Tunisian voters have approved a new constitution by referendum vote, one that further consolidates power for President Kaïs Saïed despite concerns from the political opposition over the future of the country’s democracy.
The Tunisian government said that 94.6% of voters approved the measure, with turnout low in part because of calls to boycott over Saïed’s ever-increasing authoritarianism and the legitimacy of the process.
Paris-based news outlet LeMonde said the president made a public appearance at about 1 a.m. to celebrate the victory. He declared that Tunisia has entered a new phase that would bring hope to the troubled North African nation.
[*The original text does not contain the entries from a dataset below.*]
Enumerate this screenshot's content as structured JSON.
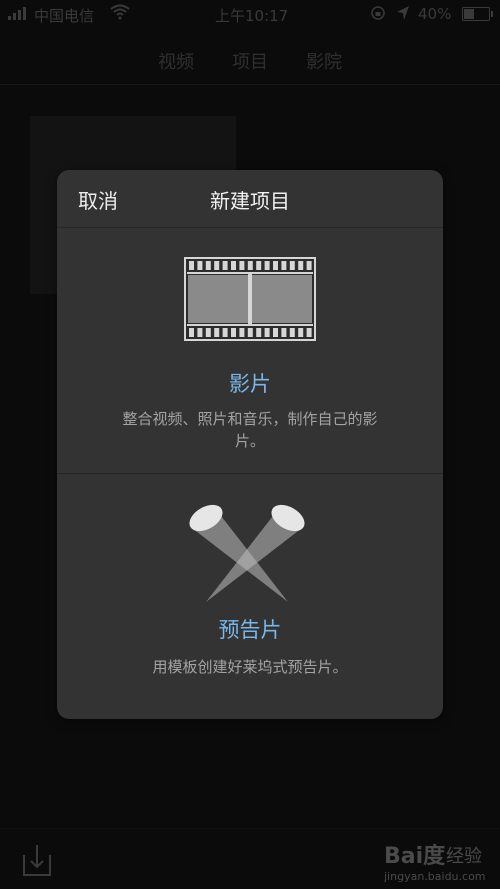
{
  "status_bar": {
    "carrier": "中国电信",
    "time": "上午10:17",
    "battery": "40%",
    "battery_level": 0.4
  },
  "top_tabs": [
    "视频",
    "项目",
    "影院"
  ],
  "modal": {
    "cancel_label": "取消",
    "title": "新建项目",
    "options": [
      {
        "icon": "filmstrip-icon",
        "title": "影片",
        "description": "整合视频、照片和音乐，制作自己的影片。"
      },
      {
        "icon": "spotlights-icon",
        "title": "预告片",
        "description": "用模板创建好莱坞式预告片。"
      }
    ]
  },
  "bottom_bar": {
    "import_icon": "import-icon"
  },
  "watermark": {
    "logo": "Bai度",
    "label": "经验",
    "url": "jingyan.baidu.com"
  },
  "colors": {
    "accent": "#79b6e9",
    "modal_bg": "#333333",
    "background": "#0b0b0b"
  }
}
Saïed was elected as a reformer in 2019, after campaigning on commitments to protect Tunisia’s evolving democracy. He vowed that Tunisia would be governed by the rule of law, but has shut down the political opposition and, earlier this year, dissolved the country’s parliament and ended the independent judiciary.
When the draft constitution was released last month, the International Federation for Human Rights (FIDH) said the new constitution “threatens to jeopardize the foundations of a state governed by the rule of law and the hard-won freedoms strengthened by the revolutionary process.”
Among other things, FIDH called the protections of rights and freedoms weak, and the space for civil society limiting, issues that have raised concern within the international community.
Image: Tunisian Presidency file photo